With the majority of educators who I read online or talk to face to face going goo-goo, ga-ga, over Google, I often feel like a minority. That really comes into play (to my detriment may I add) when I want to collaborate with others online. It’s always, “let’s collaborate using Google docs”, or “what’s your GMail address?” Being traditionally a Yahoo! kind of guy, I wanted to respectfully pass on a message to all my educator colleagues around the world – there are really good alternatives to Google.
The Email Application:
We all know that Yahoo! has always done web email very well and with the ability now to drag and drop messages/folders and use keyboard shortcuts, their web mail is beginning to feel a lot like a desktop application. However, I’ve spent some time rediscovering Yahoo! beyond just it’s robust web email service and was surprised at what I saw. To avoid the infamous Google Reader, I had previously used Pageflakes as my RSS reader. While Pageflakes is great as a start page, it’s RSS reader is clumsy and a pain to navigate. To my delight, Yahoo! has an RSS feed reader built right into it’s email client so I can check my e-mail and my RSS feeds all in one place. As a matter of fact, I can also send SMS and chat messages from within the email client as well. In addition, the email client supports tabs so that I can write an email in one tab, have an RSS feed open in another tab and maintain a chat conversation in another all from Yahoo’s email client.

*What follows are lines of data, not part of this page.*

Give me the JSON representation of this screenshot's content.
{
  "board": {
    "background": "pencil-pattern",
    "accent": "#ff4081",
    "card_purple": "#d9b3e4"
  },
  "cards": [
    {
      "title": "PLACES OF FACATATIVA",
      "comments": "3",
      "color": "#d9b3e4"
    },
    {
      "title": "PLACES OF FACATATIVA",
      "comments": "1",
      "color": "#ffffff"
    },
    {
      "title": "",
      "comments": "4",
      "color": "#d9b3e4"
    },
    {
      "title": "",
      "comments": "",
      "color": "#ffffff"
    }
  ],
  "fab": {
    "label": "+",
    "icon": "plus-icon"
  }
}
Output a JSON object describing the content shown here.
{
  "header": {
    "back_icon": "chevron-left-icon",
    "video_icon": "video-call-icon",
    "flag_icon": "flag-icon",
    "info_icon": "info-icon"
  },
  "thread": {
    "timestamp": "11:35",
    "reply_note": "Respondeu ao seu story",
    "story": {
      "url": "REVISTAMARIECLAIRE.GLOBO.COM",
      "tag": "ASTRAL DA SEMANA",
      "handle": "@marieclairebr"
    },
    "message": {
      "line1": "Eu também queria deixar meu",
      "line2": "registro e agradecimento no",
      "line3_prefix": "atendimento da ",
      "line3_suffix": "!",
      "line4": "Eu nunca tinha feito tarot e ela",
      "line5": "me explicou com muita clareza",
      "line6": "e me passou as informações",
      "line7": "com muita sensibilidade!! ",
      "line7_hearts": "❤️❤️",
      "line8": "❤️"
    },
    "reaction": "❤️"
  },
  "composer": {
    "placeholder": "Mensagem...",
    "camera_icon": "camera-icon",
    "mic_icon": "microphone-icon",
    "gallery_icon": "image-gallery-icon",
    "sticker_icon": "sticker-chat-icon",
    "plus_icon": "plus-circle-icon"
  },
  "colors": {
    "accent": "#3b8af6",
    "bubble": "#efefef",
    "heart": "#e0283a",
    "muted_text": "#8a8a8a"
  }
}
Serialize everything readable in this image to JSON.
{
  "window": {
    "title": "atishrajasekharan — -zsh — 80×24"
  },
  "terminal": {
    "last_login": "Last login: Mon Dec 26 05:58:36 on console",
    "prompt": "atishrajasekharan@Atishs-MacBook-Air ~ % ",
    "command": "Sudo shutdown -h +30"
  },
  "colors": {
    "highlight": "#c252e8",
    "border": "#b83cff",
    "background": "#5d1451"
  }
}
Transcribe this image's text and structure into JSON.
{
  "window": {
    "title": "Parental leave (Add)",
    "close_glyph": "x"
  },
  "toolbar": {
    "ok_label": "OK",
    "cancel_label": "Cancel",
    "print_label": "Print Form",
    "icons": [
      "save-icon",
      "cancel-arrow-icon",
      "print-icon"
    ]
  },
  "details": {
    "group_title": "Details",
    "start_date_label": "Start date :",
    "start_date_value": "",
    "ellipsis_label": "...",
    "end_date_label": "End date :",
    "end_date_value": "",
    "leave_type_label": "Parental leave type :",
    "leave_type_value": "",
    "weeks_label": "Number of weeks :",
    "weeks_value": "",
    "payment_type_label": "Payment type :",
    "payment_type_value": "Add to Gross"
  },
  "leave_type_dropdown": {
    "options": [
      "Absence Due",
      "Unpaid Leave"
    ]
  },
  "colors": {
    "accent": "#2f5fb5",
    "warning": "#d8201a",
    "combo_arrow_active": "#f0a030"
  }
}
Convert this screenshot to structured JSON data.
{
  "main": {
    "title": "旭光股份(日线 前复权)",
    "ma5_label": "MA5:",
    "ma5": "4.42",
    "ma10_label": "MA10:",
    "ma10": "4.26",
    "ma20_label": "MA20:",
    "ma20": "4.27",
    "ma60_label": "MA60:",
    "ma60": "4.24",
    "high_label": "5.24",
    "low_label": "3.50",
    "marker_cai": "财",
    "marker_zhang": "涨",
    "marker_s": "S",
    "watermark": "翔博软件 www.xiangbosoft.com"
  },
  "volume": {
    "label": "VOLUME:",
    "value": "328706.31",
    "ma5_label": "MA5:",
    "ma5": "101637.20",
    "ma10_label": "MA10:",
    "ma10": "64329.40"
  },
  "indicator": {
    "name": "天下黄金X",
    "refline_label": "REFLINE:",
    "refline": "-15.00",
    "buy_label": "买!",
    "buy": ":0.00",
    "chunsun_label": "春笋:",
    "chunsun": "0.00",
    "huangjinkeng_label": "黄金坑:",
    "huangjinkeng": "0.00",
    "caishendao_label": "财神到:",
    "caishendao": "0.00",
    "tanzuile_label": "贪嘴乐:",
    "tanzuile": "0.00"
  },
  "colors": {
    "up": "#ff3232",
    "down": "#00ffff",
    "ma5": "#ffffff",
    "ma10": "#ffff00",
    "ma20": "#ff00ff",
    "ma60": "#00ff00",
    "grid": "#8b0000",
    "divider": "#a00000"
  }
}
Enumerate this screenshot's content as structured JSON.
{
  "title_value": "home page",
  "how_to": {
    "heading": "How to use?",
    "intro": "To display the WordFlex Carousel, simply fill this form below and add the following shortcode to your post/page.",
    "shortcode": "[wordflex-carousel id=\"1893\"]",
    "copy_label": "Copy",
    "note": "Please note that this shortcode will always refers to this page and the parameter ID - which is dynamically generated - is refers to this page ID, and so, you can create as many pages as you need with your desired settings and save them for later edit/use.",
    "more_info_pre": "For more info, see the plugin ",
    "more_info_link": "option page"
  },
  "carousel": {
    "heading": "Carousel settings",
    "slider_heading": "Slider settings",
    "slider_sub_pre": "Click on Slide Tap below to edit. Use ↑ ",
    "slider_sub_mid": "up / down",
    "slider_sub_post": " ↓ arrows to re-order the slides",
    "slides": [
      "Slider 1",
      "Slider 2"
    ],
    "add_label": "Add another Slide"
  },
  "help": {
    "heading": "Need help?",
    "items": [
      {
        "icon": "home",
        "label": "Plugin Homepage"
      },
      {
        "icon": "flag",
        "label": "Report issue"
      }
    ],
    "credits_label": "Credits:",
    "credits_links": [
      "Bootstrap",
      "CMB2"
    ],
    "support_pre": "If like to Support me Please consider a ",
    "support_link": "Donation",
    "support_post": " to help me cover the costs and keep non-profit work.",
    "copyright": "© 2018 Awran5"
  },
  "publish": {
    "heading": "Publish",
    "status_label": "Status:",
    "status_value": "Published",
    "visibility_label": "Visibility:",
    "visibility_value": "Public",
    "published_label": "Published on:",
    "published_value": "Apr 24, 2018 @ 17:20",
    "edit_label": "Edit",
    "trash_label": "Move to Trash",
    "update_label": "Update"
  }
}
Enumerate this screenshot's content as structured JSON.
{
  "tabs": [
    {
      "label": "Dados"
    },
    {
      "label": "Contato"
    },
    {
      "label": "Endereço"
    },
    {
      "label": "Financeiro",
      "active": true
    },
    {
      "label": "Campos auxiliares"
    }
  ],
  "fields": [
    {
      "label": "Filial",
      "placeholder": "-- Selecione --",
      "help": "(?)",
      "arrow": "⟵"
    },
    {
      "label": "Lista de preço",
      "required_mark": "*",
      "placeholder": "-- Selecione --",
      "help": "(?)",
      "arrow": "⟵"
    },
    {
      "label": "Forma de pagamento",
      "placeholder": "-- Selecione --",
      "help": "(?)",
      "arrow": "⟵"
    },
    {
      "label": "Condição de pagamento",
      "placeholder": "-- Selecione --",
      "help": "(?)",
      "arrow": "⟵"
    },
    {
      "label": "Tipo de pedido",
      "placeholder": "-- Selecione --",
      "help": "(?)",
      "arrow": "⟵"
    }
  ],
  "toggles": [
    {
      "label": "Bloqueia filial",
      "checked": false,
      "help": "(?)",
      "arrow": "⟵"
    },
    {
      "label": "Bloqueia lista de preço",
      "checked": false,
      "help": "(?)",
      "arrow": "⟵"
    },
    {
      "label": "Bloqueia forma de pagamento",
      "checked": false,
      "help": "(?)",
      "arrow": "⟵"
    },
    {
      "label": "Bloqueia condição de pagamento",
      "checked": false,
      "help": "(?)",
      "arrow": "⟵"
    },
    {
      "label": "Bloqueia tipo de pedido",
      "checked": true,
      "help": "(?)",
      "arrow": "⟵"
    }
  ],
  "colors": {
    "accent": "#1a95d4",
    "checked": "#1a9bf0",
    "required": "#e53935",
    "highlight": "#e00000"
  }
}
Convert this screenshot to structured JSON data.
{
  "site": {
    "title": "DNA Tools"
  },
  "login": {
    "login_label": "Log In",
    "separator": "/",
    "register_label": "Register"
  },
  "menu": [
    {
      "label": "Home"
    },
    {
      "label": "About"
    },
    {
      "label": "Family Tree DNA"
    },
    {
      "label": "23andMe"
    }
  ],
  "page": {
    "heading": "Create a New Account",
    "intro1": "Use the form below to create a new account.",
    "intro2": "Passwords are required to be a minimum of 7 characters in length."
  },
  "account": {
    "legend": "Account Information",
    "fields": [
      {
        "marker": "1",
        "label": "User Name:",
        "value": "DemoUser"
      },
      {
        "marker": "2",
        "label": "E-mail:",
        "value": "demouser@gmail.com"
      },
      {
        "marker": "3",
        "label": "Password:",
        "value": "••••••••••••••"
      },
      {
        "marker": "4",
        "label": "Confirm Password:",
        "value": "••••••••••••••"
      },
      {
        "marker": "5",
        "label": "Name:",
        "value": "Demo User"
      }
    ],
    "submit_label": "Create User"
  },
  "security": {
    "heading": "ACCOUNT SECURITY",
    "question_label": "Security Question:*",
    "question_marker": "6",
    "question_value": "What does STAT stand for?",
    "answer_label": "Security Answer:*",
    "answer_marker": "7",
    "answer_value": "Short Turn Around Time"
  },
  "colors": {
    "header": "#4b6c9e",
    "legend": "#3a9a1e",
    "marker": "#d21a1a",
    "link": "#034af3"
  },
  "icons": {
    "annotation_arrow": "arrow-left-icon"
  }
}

Remember del.icio.us, Jumpcut and Flickr? All Yahoo! apps. I’m actually quite fortunate as I have access to the pro versions of Jumpcut and Flickr at no extra cost because of the partnership my ISP (Rogers Communications in Canada) has with Yahoo! and let me tell you how happy I am with Flickr. If you use the free version and think that it’s awesome, then you can image how much better the pro version is with unlimited uploading, storage and bandwith. Look out YouTube, Flickr now does video too! What Yahoo! doesn’t have, however, is a good office suite like Google’s docs, notebook, and spreadsheet. However, that is quickly overcome by the fact that one can use their Yahoo! username and password to access Zoho’s full suite of apps that, in my opinion, compares quite favourably to what Google has to offer.
Ladies and gentleman in education, please be aware that while Google offers good products but so do others. Also keep in mind that Google has an age restriction that disqualifies most students in K-12 from using the service. You can read more about that here: http://news.cnet.com/8301-13739_3-9902548-46.html. Yahoo! is much more lenient with their age restrictions. Take another look at Yahoo!. You may be surprised at what you discover.